During that time, LaHay toured all over the world - North, Central and South Americas, Europe and Asia. "It was wonderful! It was the glory days of touring because Canada Council was giving money and grants. We toured Canada completely every two years, so I actually danced in Kelowna several times." He also was featured as a guest artist with his partner Annette av Paul (who founded Ballet BC upon her retirement) in Stockholm and at the Cuban International Dance Festival.
At the age of 37, an opportunity arose that offered LaHay the chance to retire but remain with Les Grands Ballets Canadiens. "I wanted to end with Nutcracker which was one of my favourite roles. I finished my last performance and two weeks later, walked into the studio as ballet master. It all worked out very well."
After four years there, Frank Augustyn approached him to be ballet master at his Ottawa Ballet company followed by a similar position at Alberta Ballet. And for the past 14 years he's been at the Banff Centre for the Arts each summer where he's now associate director of the dance program.
So, how did someone of his stature end up in Kelowna? He replies in just three words: "Mel and Lori." Lori Larson and Melville Brown own and operate the Canadian School of Ballet and frequently go to visit their dancers in Banff. "I've always been terribly upset that there were not more job opportunities for Canadian dancers to dance in Canada," LaHay says, "so I told them I'd be willing to think about their idea of starting a company here but that I wanted a professional company, not an amateur group. They came back after talking to some parents and the community, and I jumped right in."

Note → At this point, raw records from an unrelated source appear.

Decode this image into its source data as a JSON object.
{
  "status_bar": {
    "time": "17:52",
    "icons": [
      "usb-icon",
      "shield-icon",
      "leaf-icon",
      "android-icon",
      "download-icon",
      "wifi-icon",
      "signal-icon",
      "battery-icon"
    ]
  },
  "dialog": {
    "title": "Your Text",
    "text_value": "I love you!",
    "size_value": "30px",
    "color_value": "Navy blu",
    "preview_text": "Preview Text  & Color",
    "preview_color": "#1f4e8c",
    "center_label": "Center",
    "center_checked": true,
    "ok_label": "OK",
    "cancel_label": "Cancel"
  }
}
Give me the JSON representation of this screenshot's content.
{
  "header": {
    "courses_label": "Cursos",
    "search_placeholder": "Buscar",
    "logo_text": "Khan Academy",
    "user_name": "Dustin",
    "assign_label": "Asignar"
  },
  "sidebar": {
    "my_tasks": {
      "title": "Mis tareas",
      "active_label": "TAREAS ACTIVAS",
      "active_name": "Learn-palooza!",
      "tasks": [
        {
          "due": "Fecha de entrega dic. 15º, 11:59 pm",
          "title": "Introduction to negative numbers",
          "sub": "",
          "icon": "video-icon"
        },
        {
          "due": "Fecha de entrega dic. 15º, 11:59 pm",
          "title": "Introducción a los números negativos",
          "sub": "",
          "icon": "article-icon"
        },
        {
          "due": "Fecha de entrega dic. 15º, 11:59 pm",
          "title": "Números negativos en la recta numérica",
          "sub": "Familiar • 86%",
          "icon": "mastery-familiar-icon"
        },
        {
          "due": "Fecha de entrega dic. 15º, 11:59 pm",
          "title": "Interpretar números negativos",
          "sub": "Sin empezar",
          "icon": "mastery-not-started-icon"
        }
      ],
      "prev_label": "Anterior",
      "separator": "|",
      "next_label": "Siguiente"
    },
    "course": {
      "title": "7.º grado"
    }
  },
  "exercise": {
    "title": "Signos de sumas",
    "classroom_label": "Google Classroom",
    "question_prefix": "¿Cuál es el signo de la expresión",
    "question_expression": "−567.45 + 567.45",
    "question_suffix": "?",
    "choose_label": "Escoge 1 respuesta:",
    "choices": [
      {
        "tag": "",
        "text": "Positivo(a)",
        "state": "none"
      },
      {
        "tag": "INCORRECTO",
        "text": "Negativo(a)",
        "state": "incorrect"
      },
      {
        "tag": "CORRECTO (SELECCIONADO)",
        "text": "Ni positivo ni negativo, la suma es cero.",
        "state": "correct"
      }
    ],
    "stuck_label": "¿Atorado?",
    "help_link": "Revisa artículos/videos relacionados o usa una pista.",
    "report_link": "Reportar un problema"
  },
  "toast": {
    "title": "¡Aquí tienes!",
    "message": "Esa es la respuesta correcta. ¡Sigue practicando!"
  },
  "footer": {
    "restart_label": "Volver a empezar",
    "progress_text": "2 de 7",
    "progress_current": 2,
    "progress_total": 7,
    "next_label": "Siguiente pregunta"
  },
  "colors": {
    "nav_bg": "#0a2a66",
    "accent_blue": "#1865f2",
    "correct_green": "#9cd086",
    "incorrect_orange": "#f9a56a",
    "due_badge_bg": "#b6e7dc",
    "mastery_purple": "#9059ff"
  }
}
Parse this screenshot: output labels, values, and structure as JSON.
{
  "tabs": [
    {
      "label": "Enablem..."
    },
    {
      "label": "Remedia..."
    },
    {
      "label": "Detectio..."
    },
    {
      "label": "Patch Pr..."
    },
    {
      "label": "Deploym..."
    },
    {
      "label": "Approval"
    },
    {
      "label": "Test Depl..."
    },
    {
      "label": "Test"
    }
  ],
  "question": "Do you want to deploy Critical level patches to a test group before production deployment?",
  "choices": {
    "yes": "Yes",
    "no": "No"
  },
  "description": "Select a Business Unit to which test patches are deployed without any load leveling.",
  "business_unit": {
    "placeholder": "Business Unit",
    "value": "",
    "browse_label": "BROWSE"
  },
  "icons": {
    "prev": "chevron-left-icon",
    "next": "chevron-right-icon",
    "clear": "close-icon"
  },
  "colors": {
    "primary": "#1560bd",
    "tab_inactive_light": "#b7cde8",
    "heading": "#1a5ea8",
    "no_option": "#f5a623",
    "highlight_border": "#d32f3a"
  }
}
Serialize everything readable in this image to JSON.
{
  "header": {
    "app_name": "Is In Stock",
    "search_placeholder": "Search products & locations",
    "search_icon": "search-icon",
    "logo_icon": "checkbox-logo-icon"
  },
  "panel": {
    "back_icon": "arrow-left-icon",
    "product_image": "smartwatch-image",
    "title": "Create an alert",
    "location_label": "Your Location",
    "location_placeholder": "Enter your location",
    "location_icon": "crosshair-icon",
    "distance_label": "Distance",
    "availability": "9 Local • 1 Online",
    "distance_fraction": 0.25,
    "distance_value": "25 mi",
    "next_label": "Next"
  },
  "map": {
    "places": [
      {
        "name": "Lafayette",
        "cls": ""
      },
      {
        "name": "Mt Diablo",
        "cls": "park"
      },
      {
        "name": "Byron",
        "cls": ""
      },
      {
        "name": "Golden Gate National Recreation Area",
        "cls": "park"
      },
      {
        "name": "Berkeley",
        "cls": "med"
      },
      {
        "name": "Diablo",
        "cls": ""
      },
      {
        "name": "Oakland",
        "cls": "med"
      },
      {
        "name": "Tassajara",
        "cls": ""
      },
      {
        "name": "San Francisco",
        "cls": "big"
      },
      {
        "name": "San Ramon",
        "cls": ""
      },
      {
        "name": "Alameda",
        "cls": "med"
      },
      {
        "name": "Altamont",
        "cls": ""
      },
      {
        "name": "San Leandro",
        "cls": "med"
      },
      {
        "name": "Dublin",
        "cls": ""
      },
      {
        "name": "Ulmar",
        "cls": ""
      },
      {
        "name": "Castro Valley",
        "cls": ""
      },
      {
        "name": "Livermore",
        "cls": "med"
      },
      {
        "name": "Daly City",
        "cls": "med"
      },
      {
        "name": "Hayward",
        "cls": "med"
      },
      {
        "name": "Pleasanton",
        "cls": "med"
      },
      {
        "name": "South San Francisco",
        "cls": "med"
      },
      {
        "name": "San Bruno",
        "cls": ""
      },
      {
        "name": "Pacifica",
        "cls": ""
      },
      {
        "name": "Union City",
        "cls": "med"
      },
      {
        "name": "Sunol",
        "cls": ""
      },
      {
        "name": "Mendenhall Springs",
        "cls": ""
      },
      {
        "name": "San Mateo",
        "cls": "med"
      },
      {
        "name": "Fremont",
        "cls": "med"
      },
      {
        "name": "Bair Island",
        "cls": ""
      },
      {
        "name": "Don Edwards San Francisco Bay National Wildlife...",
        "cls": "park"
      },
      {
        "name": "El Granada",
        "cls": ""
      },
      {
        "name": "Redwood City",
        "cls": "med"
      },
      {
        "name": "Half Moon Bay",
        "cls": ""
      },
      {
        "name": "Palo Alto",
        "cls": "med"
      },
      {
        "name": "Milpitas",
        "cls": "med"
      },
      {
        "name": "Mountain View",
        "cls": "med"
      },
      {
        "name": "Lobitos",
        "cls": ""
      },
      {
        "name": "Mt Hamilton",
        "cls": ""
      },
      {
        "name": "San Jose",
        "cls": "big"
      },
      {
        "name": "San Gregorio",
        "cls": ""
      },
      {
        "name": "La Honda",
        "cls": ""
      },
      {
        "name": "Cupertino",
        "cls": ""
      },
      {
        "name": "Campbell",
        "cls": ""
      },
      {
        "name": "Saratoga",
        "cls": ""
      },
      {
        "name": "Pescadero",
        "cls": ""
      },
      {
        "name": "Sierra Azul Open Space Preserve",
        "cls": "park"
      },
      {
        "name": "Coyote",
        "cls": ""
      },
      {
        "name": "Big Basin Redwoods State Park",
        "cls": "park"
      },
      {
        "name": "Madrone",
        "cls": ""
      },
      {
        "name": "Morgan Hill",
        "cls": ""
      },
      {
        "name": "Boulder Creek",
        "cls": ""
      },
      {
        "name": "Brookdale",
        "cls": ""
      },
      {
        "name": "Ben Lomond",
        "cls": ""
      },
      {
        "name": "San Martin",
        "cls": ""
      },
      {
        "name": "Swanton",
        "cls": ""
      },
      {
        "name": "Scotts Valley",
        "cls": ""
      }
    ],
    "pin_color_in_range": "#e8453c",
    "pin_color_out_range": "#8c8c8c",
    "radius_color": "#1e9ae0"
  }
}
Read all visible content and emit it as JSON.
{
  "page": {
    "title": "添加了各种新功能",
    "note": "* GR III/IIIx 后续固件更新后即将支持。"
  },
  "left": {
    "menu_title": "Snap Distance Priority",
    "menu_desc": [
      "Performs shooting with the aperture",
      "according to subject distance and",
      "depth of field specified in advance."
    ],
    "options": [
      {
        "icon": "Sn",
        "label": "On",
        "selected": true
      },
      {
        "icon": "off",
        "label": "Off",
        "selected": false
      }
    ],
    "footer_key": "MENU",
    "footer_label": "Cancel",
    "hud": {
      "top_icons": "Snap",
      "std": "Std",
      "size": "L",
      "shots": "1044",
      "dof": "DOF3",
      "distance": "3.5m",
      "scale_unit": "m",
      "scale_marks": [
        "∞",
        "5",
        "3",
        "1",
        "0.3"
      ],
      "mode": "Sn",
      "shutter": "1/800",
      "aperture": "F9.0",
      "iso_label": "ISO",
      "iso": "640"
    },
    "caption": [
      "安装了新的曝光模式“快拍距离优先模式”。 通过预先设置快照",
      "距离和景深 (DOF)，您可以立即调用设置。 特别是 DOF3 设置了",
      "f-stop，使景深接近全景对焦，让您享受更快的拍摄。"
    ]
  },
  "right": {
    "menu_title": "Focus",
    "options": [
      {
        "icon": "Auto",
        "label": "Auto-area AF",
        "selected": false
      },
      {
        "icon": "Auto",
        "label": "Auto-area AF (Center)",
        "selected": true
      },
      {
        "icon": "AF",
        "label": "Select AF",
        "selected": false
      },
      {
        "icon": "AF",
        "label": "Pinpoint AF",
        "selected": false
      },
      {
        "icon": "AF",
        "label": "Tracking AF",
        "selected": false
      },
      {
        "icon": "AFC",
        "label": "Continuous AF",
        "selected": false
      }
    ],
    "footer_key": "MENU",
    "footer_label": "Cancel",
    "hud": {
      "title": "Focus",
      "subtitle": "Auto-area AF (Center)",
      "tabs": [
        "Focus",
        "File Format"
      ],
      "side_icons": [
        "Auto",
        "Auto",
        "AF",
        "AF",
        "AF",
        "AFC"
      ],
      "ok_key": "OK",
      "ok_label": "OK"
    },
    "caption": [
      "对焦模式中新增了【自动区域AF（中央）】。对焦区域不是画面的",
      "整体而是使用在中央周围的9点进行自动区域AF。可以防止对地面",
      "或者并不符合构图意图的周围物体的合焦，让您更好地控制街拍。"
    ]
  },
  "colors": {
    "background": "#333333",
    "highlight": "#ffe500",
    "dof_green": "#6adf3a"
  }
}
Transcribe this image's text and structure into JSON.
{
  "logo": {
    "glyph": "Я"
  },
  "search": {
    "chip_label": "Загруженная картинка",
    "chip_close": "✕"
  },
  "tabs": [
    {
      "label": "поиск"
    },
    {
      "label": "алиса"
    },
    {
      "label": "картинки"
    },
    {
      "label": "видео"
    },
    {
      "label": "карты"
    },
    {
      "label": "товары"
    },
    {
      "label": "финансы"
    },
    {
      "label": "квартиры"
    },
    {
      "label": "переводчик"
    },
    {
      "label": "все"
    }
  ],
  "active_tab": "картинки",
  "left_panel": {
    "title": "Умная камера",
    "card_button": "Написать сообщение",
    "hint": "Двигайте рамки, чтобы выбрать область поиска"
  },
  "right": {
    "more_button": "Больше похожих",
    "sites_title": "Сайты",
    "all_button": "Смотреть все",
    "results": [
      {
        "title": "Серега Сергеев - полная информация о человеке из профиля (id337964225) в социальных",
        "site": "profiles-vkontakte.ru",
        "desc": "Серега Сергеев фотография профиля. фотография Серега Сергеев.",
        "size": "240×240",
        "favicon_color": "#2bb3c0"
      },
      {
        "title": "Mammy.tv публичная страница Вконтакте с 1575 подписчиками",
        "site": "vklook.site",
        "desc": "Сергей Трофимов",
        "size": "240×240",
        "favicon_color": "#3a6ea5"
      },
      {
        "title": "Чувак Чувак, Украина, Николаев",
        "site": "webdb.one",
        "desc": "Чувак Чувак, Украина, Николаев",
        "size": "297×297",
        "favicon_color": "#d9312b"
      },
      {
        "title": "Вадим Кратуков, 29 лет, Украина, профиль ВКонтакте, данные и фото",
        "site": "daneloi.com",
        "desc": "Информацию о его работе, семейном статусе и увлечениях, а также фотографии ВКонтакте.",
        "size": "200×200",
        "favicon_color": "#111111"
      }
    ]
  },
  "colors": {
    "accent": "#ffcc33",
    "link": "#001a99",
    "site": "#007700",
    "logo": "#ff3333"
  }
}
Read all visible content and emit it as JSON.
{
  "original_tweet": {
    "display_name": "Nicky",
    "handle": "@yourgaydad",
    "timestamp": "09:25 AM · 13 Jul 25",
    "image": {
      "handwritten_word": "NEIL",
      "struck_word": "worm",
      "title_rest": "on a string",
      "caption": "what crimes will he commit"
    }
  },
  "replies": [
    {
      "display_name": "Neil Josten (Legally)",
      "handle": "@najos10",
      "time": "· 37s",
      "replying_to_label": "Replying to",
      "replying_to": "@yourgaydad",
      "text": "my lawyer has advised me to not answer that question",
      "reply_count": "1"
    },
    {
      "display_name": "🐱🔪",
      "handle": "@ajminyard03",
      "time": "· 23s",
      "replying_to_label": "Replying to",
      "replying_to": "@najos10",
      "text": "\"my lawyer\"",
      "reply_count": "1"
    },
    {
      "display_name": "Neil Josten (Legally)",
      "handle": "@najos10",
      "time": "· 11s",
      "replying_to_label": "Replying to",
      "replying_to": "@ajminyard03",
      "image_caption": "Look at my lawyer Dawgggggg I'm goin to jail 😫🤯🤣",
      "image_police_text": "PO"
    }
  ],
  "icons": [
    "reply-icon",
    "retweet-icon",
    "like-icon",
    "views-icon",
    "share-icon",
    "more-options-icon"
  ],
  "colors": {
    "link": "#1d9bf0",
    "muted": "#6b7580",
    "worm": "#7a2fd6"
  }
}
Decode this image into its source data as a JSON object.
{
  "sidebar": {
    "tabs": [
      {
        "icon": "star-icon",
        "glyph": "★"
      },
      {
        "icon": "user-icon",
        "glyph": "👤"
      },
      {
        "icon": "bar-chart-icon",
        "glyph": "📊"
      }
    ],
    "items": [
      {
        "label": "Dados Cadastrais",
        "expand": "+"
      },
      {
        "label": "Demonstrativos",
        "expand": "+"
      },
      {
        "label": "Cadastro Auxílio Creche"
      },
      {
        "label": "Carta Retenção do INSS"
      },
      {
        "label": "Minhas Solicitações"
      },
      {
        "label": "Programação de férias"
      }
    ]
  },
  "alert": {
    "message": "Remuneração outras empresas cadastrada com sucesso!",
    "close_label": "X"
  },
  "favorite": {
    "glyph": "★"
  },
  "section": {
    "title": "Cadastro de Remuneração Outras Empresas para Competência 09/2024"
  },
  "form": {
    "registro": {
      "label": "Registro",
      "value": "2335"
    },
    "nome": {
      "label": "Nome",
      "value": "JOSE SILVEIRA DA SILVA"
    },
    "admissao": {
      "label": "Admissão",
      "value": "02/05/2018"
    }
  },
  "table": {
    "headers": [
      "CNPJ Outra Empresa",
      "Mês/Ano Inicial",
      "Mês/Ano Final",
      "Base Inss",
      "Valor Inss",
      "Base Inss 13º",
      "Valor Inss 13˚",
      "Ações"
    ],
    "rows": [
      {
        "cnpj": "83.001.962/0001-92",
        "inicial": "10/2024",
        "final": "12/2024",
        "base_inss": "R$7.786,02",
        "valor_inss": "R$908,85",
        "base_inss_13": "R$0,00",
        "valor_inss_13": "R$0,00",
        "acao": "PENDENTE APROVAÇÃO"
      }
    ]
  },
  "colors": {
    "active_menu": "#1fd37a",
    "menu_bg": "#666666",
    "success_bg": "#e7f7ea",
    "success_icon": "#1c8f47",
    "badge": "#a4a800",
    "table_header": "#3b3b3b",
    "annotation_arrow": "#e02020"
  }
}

It took a year to get the groundwork done and dancers hired; but in September 2003, Ballet Kelowna gave their first performance, doing five shows. Since then, the company has grown. This year the dancers have 34-week contracts and will have danced 58 performances between September and May, in cities spreading as far north as Fort St. John, west to Chilliwack, east to Golden and Cranbrook, and south to Oliver and Osoyoos.
"I'd love to see it, and believe it will, grow to have 12 to 14 dancers touring all across the country and abroad as well. There's a huge market for dance that has never been tapped. Some of the communities we've been to have never had a ballet company come through; and being a small, highly tourable company, we can service these markets and add more as we progress," says LaHay. Ballet Kelowna's mixed-repertoire approach means there's something in it for everyone - from classic pas de deux to contemporary ballets.
For more information about Ballet Kelowna, their website is www.balletkelowna.com